Virginia is the Inaugural Indigenous Postdoctoral Fellow with the Australian National University’s School of Regulation and Global Governance (RegNet) and the Fenner School of Environment and Society.
You might also like
The 2018 NAIDOC Week theme Because of Her, We Can! “celebrates the essential role that women have played - and continue to play - as active and significant role models at the community, local, state and national levels”. - 2018 NAIDOC Week Committee
Dr Virginia Marshall, ANU Inaugural Indigenous Postdoctoral Fellow, has been recognised in this theme as a ‘trailblazer’:
Dr Virginia Marshall: trailblazing the recognition of Aboriginal water rights
Dr Virginia Marshall is a Wiradjiri Nyemba woman from NSW, mother of four, educator, legal academic and a practicing lawyer who is passionate about Indigenous science and law. Virginia was the first Aboriginal woman to gain a PhD in law from Macquarie University. Her doctoral thesis – A web of Aboriginal water rights – won the prestigious Stanner Award in2015, presented every two years for the best academic thesis by an Indigenous researcher. AIATSIS Chairperson, Prof Mick Dodson AM described it as ‘a standout in terms of interest area and scholarship’ and said it would be ‘an extremely timely book’.
Both have proven to be the case. By early June this year over 2,000 people had downloaded Virginia’s thesis from the Macquarie University digital library and sales of her book ‘Overturning Aqua nullius: Securing Aboriginal water rights’ have been strong. In his foreword to ‘Overturning Aqua nullius’ former High Court judge, the Hon Michael Kirby AC CMG wrote ‘Dr Marshall can be proud of the contribution she has made to the rights of her people by writing this book. Its impact is now a challenge before all Australians. We can only be proud of ourselves if we accept the challenge and act upon it.’

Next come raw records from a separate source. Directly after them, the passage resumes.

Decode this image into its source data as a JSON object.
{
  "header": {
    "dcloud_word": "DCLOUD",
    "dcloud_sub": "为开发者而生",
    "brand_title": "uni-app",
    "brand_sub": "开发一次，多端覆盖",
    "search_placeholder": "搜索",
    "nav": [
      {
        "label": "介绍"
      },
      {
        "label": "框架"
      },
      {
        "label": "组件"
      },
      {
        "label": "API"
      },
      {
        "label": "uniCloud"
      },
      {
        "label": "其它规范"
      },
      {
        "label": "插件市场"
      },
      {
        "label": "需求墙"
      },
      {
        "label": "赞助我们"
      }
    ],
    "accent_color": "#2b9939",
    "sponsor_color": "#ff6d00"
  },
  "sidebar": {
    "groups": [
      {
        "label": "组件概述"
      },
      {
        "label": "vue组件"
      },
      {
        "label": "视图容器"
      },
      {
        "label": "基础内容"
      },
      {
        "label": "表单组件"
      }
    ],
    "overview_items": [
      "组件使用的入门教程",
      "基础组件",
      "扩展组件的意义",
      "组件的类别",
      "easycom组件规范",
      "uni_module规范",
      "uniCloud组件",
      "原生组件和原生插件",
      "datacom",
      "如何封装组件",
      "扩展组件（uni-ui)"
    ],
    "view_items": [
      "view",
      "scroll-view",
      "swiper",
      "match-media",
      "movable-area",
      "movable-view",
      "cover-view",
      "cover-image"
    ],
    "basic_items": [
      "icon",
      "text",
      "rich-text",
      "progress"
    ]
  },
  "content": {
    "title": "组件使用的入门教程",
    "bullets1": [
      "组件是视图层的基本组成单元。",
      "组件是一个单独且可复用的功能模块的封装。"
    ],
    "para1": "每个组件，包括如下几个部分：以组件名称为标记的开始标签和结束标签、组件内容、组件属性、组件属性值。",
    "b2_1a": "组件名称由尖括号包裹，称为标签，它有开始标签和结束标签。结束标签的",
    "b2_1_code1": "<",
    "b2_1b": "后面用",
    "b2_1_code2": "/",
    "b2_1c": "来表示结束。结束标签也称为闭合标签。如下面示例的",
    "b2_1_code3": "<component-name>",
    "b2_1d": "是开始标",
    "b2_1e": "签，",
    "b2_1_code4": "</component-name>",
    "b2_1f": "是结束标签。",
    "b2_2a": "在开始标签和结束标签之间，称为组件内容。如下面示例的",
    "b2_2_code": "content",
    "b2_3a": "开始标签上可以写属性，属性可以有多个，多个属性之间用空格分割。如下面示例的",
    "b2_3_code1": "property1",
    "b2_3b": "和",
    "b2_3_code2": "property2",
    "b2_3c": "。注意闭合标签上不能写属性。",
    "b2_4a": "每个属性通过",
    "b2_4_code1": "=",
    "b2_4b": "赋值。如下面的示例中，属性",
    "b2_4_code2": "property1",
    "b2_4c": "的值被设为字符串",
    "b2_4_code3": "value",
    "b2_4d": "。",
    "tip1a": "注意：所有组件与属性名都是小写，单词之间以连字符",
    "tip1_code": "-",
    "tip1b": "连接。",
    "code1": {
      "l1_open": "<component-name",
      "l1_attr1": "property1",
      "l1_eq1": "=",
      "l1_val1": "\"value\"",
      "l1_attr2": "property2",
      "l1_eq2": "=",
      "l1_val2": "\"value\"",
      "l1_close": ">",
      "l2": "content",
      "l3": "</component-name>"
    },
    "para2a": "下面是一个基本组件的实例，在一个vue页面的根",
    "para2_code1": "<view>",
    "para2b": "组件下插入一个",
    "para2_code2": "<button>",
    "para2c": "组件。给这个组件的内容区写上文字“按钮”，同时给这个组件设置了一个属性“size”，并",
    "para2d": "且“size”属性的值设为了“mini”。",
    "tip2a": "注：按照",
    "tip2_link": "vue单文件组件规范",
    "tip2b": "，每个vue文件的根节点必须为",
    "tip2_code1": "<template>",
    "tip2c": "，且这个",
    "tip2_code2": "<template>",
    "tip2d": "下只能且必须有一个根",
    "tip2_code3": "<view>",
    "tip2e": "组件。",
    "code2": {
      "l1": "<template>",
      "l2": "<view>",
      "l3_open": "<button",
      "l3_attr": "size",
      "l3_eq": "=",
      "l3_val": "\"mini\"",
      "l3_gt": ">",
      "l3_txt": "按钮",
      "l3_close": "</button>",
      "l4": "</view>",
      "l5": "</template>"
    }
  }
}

Virginia describes Kirby as one the people who inspired her throughout her legal career. Other inspiring people she names include Prof Rosalind Croucher, who was President of the Australian Law Reform Commission when Virginia worked there as a Senior Legal Officer, and who is current President of the Australian Human Rights Commission. Virginia also lists family members as being her inspirations, in particular her grandmother, and also the senior Nyikina law women in the Kimberley – her ‘mums’ and ‘aunties’ – who have guided and mentored her.
In October 2017 Virginia accepted the Inaugural Indigenous Postdoctoral Fellowship at the Australian National University with Fenner School of Environment and Society and the School of Regulation and Global Governance and named 2018 Distinguished Woman Scholar by the University of Victoria in British Columbia, Canada. Virginia looks back at the strong woman who have inspired her and helped her along her path and says “it is because of them, I can!”
This article was originally published on the National NAIDOC Website.